Lenny Wilkens: Hall of Famer - Twice!
Charles E. Sutton | , WI Staff Writer | 3/8/2012, 3:31 p.m.
Lenny Wilkens was born on October 28, 1937, in Brooklyn, N.Y. He was raised in the Bedford-Stuyvesant section, one of the most challenging neighborhoods in America. His father worked as a chauffeur, while his mother was employed at a candy factory. Although Wilkens' father died when he was only five, his mother, a deeply religious woman, made sure that her son avoided the pitfalls of the streets. Wilkens excelled academically while maintaining a succession of after-school jobs as soon as he was old enough to work.
An empathetic priest encouraged Wilkens' athletic interests and helped him to earn a basketball scholarship to Providence College in Rhode Island. In his first year at Providence, he led the freshman team to an undefeated 23-0 season.
As a sophomore and junior, Wilkens was selected to two All-American teams, and in his senior year was named the NCAA Tournament's Most Valuable Player. In 1960, he graduated with a degree in economics.
Following graduation, he joined the National Basketball Association (NBA) and developed into one of the greatest point guards in the history of professional basketball. He began his career with the St. Louis Hawks, where he played for seven seasons.
He spent the next four seasons with the Seattle SuperSonics, where he first became player-coach. In his first season (1969-70) leading the Sonics as head coach, he also led the league in assists. He played three additional seasons with the Cleveland Cavaliers before ending his playing career as a player-coach with the Portland Trail Blazers in 1975.
In his 15 seasons as a player, he averaged 16.5 points and 6.7 assists per game. He ranks among the all-time leaders in assists, free throws made, and games played. Wilkens was a nine-time NBA All-Star and was named Most Valuable Player in the 1971 All-Star Game. From 1961 to 1969, he also served as vice president of the NBA Players Association. His stellar career as a player earned him induction into the Basketball Hall of Fame in 1989.
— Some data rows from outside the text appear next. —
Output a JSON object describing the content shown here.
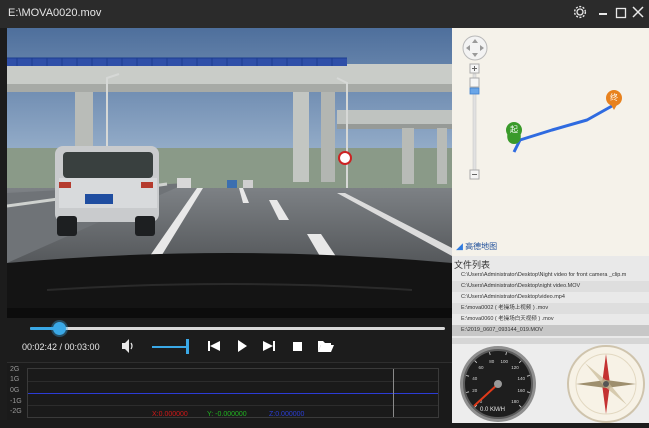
{
  "window": {
    "title": "E:\\MOVA0020.mov"
  },
  "titlebar_icons": [
    "gear-icon",
    "minimize-icon",
    "maximize-icon",
    "close-icon"
  ],
  "player": {
    "time": "00:02:42 / 00:03:00",
    "progress": 0.07,
    "volume": 0.9
  },
  "map": {
    "start_marker": "起",
    "end_marker": "终",
    "brand": "高德地图"
  },
  "file_list": {
    "title": "文件列表",
    "items": [
      "C:\\Users\\Administrator\\Desktop\\Night video for front camera _clip.m",
      "C:\\Users\\Administrator\\Desktop\\night video.MOV",
      "C:\\Users\\Administrator\\Desktop\\video.mp4",
      "E:\\mova0002 ( 老操场上视频 ) .mov",
      "E:\\mova0060 ( 老操场白天视频 ) .mov",
      "E:\\2019_0607_093144_019.MOV"
    ],
    "selected_index": 5
  },
  "gsensor": {
    "y_labels": [
      "2G",
      "1G",
      "0G",
      "-1G",
      "-2G"
    ],
    "readouts": [
      {
        "text": "X:0.000000",
        "color": "#d01818"
      },
      {
        "text": "Y: -0.000000",
        "color": "#21b321"
      },
      {
        "text": "Z:0.000000",
        "color": "#2a3ed6"
      }
    ]
  },
  "speedometer": {
    "reading": "0.0 KM/H",
    "ticks": [
      "0",
      "20",
      "40",
      "60",
      "80",
      "100",
      "120",
      "140",
      "160",
      "180"
    ],
    "speed": 0
  },
  "colors": {
    "accent": "#3aa8e6",
    "route": "#2f6be0",
    "start_pin": "#3a9a2a",
    "end_pin": "#e8821e"
  }
}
When his playing career ended, Wilkens continued his coaching career in the NBA. In 1979, he led the Seattle SuperSonics to an NBA Championship, while serving as head coach and general manager. He was the head coach of the Atlanta Hawks from 1993 to 2000. In three of those seasons, Wilkens coached the Hawks to 50 wins, including two consecutive 50-win seasons.
During his NBA coaching career, he also served as president of the NBA Coaches Association and was active in the U.S. Olympic basketball program. Wilkens received two Olympic gold medals, as assistant coach of the 1992 U.S. Olympic basketball team, and as head coach of the 1996 U.S. Olympic basketball team, a second consecutive Olympic championship.
In 1994, Wilkens was named NBA Coach of the Year after leading the Hawks to the best record in the Eastern Conference. On January 6, 1995, he became the NBA's most victorious coach, when he guided the Hawks to a 112-90 win over the Washington Bullets for his 939th career win, surpassing legendary Boston Celtic coach Red Auerbach's 938 career wins.